What is needed — Look through the records below for lines containing the string "Bestelling", and report how many there are, nothing else.

== Segment start ==

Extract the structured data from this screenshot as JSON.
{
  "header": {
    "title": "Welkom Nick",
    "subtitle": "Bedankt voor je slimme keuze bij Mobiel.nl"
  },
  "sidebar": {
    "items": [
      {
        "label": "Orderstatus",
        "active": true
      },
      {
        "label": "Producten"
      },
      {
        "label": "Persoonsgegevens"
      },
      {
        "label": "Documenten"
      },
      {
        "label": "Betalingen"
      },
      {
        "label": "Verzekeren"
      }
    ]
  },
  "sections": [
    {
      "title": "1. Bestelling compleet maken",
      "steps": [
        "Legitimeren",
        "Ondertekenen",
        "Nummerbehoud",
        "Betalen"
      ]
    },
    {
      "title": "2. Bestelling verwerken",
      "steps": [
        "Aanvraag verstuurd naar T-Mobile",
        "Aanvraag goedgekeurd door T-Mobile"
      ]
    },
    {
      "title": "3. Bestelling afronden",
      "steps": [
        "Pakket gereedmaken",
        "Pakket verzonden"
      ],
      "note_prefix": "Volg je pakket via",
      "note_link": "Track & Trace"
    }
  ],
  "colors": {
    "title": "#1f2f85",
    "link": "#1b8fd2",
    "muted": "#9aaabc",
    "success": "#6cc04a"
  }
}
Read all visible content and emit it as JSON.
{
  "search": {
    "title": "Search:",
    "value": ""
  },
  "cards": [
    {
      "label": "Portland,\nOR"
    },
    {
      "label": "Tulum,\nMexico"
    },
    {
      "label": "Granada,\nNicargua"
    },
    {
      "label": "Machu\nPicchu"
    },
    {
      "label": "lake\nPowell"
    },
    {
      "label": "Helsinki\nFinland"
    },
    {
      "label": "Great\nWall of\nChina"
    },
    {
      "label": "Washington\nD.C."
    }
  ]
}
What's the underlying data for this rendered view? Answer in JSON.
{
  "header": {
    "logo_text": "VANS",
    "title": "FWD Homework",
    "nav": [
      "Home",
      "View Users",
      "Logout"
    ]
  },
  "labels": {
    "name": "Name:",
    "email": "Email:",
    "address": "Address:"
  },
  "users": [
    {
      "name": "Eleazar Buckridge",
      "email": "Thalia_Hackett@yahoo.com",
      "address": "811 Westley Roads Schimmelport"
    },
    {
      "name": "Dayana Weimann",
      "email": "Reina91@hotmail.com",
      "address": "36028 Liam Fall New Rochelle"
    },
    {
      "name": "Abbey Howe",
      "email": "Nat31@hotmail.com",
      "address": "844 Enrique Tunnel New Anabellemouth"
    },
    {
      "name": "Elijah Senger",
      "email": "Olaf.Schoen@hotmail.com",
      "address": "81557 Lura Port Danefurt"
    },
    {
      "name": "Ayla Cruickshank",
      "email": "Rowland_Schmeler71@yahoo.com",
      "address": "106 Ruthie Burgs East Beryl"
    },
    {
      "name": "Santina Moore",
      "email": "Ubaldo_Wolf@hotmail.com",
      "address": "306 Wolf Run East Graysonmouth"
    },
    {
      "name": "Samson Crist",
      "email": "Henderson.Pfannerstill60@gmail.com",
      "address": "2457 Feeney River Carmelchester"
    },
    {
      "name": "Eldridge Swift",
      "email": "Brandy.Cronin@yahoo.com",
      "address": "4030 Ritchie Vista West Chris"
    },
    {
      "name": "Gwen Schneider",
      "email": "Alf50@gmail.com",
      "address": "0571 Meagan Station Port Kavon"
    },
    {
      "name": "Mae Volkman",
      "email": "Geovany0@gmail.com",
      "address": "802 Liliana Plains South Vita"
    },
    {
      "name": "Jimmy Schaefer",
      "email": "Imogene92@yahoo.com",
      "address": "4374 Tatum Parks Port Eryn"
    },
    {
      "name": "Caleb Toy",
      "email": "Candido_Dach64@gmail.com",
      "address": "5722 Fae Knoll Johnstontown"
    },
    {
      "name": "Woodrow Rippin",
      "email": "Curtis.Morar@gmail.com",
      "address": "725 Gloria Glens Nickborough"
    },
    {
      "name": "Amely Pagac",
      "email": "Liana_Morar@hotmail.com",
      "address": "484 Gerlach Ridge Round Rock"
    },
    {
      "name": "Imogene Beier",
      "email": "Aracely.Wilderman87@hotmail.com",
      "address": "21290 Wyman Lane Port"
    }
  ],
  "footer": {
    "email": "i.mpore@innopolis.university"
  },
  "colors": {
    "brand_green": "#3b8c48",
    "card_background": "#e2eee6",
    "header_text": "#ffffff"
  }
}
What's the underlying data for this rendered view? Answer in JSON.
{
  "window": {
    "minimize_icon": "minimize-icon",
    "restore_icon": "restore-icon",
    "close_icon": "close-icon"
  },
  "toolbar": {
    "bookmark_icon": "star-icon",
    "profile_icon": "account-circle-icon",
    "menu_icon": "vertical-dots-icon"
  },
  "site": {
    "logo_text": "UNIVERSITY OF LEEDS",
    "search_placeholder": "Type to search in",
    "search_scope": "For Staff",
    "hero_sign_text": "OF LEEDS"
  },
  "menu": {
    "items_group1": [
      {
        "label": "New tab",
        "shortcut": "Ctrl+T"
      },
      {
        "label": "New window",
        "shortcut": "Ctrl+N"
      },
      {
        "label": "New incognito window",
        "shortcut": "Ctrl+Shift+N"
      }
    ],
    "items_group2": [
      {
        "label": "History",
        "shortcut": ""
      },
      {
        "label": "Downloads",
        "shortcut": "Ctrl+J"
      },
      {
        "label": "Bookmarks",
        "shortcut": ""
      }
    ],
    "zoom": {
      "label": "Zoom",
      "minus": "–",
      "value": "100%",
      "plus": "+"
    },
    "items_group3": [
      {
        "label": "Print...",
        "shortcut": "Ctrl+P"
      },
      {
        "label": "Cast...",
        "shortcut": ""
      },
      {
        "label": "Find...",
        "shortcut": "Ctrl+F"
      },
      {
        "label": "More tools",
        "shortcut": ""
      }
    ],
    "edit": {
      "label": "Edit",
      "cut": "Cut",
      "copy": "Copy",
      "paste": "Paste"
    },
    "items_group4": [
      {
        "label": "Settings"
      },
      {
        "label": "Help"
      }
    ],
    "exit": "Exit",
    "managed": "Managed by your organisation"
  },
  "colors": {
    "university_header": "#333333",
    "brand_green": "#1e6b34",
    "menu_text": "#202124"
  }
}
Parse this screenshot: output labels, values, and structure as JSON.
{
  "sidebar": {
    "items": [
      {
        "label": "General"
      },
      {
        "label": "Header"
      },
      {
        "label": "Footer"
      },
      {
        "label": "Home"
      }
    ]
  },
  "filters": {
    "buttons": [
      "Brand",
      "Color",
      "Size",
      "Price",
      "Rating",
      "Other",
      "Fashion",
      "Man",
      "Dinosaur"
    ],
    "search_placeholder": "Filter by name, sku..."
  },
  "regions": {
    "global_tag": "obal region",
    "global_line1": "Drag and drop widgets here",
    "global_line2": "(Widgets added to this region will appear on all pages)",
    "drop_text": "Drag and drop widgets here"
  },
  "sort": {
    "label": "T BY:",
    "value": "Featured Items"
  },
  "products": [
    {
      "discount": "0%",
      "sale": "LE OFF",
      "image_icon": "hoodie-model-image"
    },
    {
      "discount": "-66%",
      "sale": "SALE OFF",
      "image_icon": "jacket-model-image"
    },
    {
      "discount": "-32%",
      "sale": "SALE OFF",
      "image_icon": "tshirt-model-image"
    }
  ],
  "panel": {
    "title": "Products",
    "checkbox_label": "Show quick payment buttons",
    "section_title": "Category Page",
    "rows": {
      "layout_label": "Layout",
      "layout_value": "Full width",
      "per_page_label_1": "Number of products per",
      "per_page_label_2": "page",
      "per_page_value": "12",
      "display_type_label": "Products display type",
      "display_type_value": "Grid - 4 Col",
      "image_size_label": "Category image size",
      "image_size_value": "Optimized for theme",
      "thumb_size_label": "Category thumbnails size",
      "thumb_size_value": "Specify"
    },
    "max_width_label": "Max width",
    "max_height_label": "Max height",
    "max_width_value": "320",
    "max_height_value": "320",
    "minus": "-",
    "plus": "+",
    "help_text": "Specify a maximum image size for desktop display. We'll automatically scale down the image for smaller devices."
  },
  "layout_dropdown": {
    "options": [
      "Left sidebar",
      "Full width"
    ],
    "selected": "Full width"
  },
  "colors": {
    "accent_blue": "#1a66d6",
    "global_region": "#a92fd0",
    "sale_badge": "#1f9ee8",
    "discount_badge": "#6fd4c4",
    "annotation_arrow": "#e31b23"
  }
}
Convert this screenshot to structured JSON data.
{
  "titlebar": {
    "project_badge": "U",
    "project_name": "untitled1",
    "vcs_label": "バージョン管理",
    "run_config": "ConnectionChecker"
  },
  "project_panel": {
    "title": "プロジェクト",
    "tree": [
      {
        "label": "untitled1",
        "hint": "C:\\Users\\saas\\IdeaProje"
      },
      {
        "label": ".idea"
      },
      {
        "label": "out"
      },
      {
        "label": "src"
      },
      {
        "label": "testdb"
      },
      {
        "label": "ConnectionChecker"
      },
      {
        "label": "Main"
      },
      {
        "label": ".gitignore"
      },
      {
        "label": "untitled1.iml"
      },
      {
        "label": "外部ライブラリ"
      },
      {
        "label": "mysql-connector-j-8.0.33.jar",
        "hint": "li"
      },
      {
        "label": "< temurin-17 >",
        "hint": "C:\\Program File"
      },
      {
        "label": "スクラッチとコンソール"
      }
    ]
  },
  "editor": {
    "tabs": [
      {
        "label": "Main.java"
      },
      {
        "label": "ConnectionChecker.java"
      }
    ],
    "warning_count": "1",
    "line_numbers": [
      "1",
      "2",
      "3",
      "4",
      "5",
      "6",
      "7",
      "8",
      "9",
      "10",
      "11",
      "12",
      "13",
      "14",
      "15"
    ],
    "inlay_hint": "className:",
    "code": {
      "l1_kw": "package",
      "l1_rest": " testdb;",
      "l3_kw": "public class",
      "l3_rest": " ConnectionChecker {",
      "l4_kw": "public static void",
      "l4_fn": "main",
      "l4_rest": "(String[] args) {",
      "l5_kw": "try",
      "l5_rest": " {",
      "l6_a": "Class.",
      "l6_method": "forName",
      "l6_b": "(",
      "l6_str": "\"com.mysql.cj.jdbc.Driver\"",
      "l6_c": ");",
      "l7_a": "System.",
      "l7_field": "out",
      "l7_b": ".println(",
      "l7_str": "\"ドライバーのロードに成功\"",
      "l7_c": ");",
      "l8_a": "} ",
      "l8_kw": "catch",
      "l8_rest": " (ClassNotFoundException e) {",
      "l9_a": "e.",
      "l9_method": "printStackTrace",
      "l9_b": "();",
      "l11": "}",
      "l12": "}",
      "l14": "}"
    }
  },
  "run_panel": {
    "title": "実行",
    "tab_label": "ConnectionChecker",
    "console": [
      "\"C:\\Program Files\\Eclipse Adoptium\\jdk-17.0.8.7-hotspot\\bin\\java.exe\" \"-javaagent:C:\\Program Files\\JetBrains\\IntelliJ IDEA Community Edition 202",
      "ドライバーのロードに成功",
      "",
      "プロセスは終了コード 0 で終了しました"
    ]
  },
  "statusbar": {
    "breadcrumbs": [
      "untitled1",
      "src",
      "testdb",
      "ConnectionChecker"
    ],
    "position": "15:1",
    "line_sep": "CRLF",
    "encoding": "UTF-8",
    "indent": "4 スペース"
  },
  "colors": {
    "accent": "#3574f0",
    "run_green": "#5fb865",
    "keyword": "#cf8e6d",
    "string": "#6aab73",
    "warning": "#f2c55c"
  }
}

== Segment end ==

Result — 3